HGH for anti aging has been a known hormone that is circulating in our bodies naturally, which scientists have tried to duplicate via injections and even HGH supplements, but this is a little different because it is something that is found in the earth, not a chemical that is in our body already.
Experiments and research on mice are finding another possible use for Rapamycin which is a signifigant slowing of the aging process. The mice used for the research were about equivalent to a human that was 60 years old. Researchers used a special feed to administer a time released version of the Rapamycin so the mice could absorb the drug into their bloodstream. The results if these experiments showed that Rapamycin did increase the life span for the trial mice, both male and female, at all three testing centers.
The increase in the life span of the mice averaged 28 to 38% which translates to about 30 years in a human life. The research is intriguing and shows a lot of hope but researchers caution that we do not know if humans would benefit in the same way that the mice responded to the Rapamycin.
Of major concern with the use of Rapamycin for humans is the immunosuppressive qualities. The mice involved in the study were kept in a pathogen free environment to protect against infection. For the human population, the avoidance of infection in the same manner would not be feasible.
Rapamycin is also marketed under the name Sirolimus. In addition to it’s immunosuppressive qualities, Rapamycin is also antiproliferative. Sirolimus is being researched for possible treatment of cancer as well as the treatment of autism.

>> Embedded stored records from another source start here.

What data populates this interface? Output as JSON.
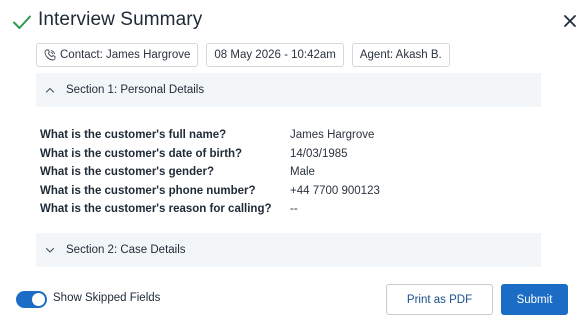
{
  "header": {
    "title": "Interview Summary",
    "check_icon": "check-icon",
    "close_icon": "close-icon",
    "accent_color": "#2e9c4e"
  },
  "chips": {
    "contact": "Contact: James Hargrove",
    "datetime": "08 May 2026 - 10:42am",
    "agent": "Agent: Akash B.",
    "contact_icon": "phone-icon"
  },
  "sections": [
    {
      "title": "Section 1: Personal Details",
      "expanded": true,
      "rows": [
        {
          "question": "What is the customer's full name?",
          "answer": "James Hargrove"
        },
        {
          "question": "What is the customer's date of birth?",
          "answer": "14/03/1985"
        },
        {
          "question": "What is the customer's gender?",
          "answer": "Male"
        },
        {
          "question": "What is the customer's phone number?",
          "answer": "+44 7700 900123"
        },
        {
          "question": "What is the customer's reason for calling?",
          "answer": "--"
        }
      ]
    },
    {
      "title": "Section 2: Case Details",
      "expanded": false
    }
  ],
  "footer": {
    "toggle_label": "Show Skipped Fields",
    "toggle_on": true,
    "print_label": "Print as PDF",
    "submit_label": "Submit",
    "primary_color": "#1a6cc4"
  }
}
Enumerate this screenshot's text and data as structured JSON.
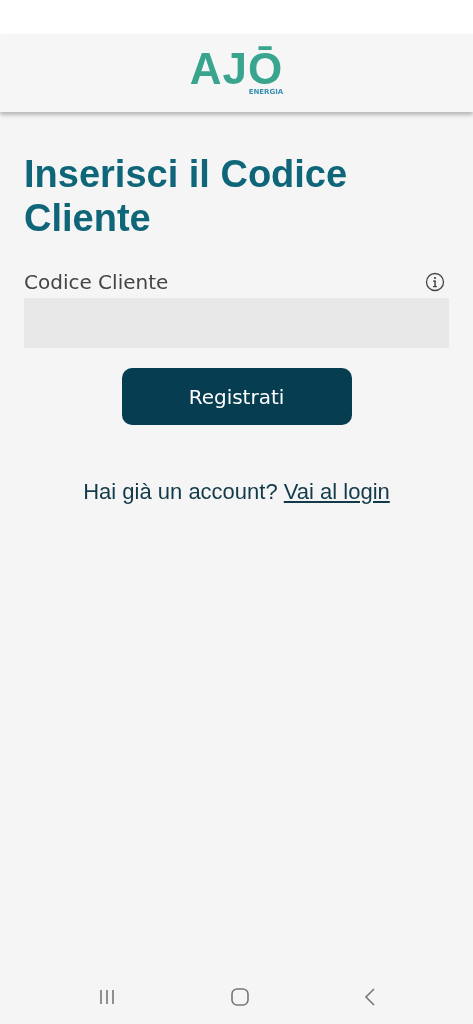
{
  "header": {
    "logo": {
      "mark": "AJŌ",
      "subtitle": "ENERGIA"
    }
  },
  "title": "Inserisci il Codice Cliente",
  "field": {
    "label": "Codice Cliente"
  },
  "button": "Registrati",
  "footer": {
    "text": "Hai già un account?",
    "link": "Vai al login"
  }
}
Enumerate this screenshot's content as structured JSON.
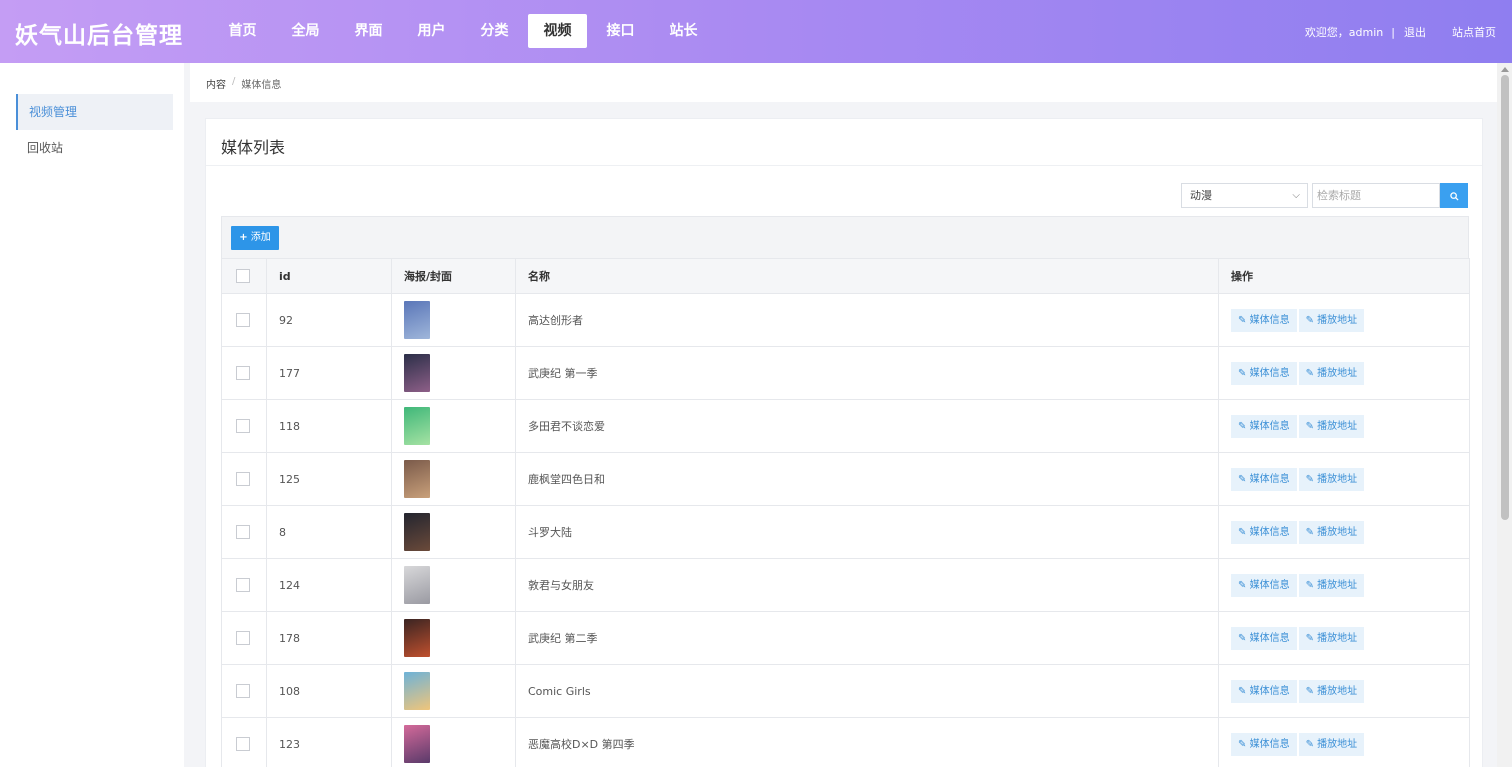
{
  "header": {
    "brand": "妖气山后台管理",
    "nav": [
      "首页",
      "全局",
      "界面",
      "用户",
      "分类",
      "视频",
      "接口",
      "站长"
    ],
    "active_nav": "视频",
    "welcome": "欢迎您，admin",
    "logout": "退出",
    "site_home": "站点首页"
  },
  "sidebar": {
    "items": [
      {
        "label": "视频管理",
        "active": true
      },
      {
        "label": "回收站",
        "active": false
      }
    ]
  },
  "breadcrumb": {
    "root": "内容",
    "current": "媒体信息"
  },
  "card": {
    "title": "媒体列表",
    "filter_value": "动漫",
    "search_placeholder": "检索标题",
    "add_label": "添加"
  },
  "table": {
    "headers": {
      "id": "id",
      "poster": "海报/封面",
      "name": "名称",
      "ops": "操作"
    },
    "op_labels": {
      "info": "媒体信息",
      "play": "播放地址"
    },
    "rows": [
      {
        "id": "92",
        "name": "高达创形者",
        "poster_colors": [
          "#5a76b8",
          "#9fb6da"
        ]
      },
      {
        "id": "177",
        "name": "武庚纪 第一季",
        "poster_colors": [
          "#2b2f48",
          "#8e5f88"
        ]
      },
      {
        "id": "118",
        "name": "多田君不谈恋爱",
        "poster_colors": [
          "#3fb779",
          "#a6e2a3"
        ]
      },
      {
        "id": "125",
        "name": "鹿枫堂四色日和",
        "poster_colors": [
          "#7a5a4a",
          "#c9a07a"
        ]
      },
      {
        "id": "8",
        "name": "斗罗大陆",
        "poster_colors": [
          "#23252f",
          "#6b4a3a"
        ]
      },
      {
        "id": "124",
        "name": "敦君与女朋友",
        "poster_colors": [
          "#d8d8da",
          "#9a9aa2"
        ]
      },
      {
        "id": "178",
        "name": "武庚纪 第二季",
        "poster_colors": [
          "#3a2422",
          "#c0502e"
        ]
      },
      {
        "id": "108",
        "name": "Comic Girls",
        "poster_colors": [
          "#6db2d8",
          "#f0c57a"
        ]
      },
      {
        "id": "123",
        "name": "恶魔高校D×D 第四季",
        "poster_colors": [
          "#d46a9a",
          "#5a3a6a"
        ]
      }
    ]
  }
}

This entry was posted on Friday, July 24th, 2009 at 8:05 pm and is filed under Natural Anti Aging. You can follow any responses to this entry through the RSS 2.0 feed. You can leave a response, or trackback from your own site.